As a newly instituted commuter, I downloaded a couple of games and ebooks for those bumpy mornings and nights. Yet I’ve found that the best form of distraction comes, not in the form of sleep or tweets, but in the form of clothing.
Every morning, the swarms of New York commuters inspire.
I always boxed men as having it easy in terms of how to dress, but male outfits are much more nuanced than I ever imagined. Besides the different kinds of patterns, buttons, jackets, materials, cuts, belts, buttons, there’s also the matter of shoes, socks, ties, and facial hair. Take plaid, for example; I had no idea plaid could mean so many different styles. On my daily commute, I’ve seen thin and thick stripes, white and pastels, complimentary colors, and clashing colors. Shirt and slacks are far from a dictated uniform.

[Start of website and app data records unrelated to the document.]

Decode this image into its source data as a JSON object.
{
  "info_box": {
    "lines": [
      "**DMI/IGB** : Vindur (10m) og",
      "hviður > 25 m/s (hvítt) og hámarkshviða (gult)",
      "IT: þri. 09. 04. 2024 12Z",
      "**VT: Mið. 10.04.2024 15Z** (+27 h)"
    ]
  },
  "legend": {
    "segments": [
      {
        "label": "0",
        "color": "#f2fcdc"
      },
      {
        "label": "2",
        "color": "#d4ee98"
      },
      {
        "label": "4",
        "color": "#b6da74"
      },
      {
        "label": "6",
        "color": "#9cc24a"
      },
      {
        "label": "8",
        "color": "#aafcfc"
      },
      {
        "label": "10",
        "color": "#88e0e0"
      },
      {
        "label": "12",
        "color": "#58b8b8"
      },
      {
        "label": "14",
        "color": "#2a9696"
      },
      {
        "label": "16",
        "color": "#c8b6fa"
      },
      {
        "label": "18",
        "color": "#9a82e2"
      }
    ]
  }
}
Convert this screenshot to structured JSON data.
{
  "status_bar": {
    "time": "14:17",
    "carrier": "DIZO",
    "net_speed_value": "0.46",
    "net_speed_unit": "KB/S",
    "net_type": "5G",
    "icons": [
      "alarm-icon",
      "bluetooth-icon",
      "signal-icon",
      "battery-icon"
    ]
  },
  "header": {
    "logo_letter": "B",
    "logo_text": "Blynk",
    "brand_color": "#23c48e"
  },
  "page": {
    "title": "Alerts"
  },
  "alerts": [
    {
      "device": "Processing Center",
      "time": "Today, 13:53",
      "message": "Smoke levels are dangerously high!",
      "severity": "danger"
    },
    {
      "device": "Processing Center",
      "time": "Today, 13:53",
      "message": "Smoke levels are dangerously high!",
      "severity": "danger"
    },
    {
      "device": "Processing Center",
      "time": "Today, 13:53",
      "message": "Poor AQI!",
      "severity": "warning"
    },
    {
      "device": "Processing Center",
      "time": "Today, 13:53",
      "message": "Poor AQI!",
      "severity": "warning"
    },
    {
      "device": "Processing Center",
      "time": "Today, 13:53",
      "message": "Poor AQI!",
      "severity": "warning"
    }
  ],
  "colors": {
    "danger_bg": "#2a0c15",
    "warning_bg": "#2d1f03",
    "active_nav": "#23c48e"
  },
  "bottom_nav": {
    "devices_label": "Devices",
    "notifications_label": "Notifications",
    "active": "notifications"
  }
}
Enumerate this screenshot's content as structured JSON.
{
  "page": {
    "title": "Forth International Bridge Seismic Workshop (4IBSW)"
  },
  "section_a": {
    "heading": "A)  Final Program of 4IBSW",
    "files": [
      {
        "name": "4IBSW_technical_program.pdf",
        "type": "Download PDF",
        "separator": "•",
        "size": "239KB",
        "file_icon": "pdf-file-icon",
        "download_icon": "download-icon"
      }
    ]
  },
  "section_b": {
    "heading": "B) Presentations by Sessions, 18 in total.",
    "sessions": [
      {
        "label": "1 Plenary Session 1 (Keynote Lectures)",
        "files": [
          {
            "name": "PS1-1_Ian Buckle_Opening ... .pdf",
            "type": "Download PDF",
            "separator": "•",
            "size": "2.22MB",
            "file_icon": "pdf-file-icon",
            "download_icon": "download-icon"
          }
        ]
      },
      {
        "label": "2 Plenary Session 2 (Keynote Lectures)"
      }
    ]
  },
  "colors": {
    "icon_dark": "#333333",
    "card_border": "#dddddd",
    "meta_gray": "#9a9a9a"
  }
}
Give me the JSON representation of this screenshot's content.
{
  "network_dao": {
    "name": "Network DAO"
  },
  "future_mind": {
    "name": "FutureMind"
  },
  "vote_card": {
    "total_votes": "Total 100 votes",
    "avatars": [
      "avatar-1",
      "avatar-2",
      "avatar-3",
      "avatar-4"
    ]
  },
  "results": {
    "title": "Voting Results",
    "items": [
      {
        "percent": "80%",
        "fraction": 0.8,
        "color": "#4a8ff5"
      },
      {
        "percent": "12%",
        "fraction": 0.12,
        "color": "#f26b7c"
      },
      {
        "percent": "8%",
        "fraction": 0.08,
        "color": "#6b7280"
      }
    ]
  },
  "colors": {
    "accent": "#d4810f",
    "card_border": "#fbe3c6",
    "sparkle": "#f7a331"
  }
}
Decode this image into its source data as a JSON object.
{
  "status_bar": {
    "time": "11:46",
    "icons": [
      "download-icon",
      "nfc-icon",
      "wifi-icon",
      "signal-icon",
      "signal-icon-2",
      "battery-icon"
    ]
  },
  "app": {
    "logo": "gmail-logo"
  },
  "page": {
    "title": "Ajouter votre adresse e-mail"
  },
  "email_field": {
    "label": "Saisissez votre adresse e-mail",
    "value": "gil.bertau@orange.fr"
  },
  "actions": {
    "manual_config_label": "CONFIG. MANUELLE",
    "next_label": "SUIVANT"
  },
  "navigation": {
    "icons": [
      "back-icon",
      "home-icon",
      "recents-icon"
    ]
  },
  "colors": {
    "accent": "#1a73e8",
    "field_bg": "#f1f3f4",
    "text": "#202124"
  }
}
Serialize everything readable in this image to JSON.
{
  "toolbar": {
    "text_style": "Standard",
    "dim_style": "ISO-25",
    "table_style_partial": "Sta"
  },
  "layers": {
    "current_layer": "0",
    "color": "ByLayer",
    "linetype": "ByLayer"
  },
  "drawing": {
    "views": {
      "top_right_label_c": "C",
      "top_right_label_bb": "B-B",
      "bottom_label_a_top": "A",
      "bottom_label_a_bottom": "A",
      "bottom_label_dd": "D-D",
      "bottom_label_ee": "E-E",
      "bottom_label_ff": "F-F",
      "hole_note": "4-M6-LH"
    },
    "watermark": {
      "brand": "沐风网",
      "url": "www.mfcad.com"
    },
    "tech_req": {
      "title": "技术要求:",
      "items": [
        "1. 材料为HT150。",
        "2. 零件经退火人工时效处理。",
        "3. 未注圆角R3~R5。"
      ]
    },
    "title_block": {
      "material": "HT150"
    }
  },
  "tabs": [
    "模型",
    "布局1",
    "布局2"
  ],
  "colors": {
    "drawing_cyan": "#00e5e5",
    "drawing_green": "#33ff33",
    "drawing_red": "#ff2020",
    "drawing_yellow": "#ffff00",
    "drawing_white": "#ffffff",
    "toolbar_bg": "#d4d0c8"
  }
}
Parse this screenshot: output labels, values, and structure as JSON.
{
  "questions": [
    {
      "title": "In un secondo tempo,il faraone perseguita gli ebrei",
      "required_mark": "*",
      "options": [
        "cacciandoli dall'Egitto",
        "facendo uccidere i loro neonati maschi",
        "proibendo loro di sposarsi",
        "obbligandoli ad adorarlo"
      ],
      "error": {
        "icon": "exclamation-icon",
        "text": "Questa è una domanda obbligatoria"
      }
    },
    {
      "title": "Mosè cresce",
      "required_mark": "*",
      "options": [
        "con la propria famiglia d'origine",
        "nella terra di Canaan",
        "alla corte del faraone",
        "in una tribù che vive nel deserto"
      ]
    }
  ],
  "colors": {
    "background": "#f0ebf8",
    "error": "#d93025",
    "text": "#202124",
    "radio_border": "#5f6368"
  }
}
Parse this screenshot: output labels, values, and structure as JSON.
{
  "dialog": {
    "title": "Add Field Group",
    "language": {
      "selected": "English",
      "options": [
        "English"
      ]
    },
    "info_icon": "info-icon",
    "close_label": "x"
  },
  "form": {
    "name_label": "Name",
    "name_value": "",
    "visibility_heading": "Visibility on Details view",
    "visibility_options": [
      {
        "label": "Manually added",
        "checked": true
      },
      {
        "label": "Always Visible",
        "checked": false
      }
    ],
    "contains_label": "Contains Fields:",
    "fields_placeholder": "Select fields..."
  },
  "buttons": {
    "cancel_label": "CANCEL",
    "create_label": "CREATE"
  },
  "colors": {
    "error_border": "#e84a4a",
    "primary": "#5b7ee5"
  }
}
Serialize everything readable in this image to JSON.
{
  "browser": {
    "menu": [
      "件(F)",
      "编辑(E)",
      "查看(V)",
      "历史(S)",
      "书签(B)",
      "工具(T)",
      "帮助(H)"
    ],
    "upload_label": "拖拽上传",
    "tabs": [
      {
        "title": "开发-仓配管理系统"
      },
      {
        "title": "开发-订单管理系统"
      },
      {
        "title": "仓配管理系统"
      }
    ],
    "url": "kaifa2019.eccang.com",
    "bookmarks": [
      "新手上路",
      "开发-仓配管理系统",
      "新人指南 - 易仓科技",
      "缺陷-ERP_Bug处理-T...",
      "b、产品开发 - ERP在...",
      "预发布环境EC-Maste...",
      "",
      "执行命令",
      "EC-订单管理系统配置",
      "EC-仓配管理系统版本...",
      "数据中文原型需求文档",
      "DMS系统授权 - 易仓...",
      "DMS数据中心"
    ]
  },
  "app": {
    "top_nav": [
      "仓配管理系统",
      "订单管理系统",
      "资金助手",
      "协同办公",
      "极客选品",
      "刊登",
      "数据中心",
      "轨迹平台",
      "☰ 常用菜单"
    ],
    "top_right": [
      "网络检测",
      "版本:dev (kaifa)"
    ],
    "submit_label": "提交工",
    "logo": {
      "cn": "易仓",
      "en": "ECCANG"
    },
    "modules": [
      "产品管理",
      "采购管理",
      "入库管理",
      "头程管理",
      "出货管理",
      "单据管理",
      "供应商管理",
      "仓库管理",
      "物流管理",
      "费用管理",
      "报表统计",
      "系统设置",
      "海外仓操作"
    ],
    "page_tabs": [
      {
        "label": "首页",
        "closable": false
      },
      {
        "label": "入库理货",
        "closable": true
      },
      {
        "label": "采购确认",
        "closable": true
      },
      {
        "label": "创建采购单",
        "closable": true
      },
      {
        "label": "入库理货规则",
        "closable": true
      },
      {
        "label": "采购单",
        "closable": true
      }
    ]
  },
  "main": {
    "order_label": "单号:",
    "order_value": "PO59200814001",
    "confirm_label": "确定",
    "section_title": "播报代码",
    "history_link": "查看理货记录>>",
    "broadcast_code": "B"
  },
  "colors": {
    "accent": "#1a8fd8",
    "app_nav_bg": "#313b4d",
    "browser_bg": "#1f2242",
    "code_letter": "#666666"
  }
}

It does seem that women are sometimes enclosed into their own uniform: the “Hillary Clinton pants” with a button down blouse and some sensible flats. But more often than not, textures, colors, shoe heels, hair, and nails all are unique. Just this morning, I saw four different white blouses - all made of different materials (lace, silk, a thick cotton, and a thin cotton), with different sleeve lengths and necklines. This doesn’t include the cute white eyelet lace dress that was on 9th to 23rd, or the loose draped dress that walked a block next to me after I got out of the station. I’ve seen so many different shoes that it could be an article in itself. Throw in the added twist of carrying “work shoes” in purses and the number of pieces to consider doubles.
Learning from observation, I’ve come across a few fundamental lessons since I can’t wear the same shorts and t-shirt every day of the week (the ultimate outfit at school or at home). I have to accommodate the sweaty walking, freezing office, and whatever other activities that may happen after work. Dresses, something I strenuously avoided ten years ago, have become a godsend. Jewelry is more often than not defines an outfit. Closed-toe shoes have never been more preferable.
As easy as it is to get lost in the protective bubble of my phone, it’s also incredible to watch the catwalk right next to me in the train, at the station, or on the street.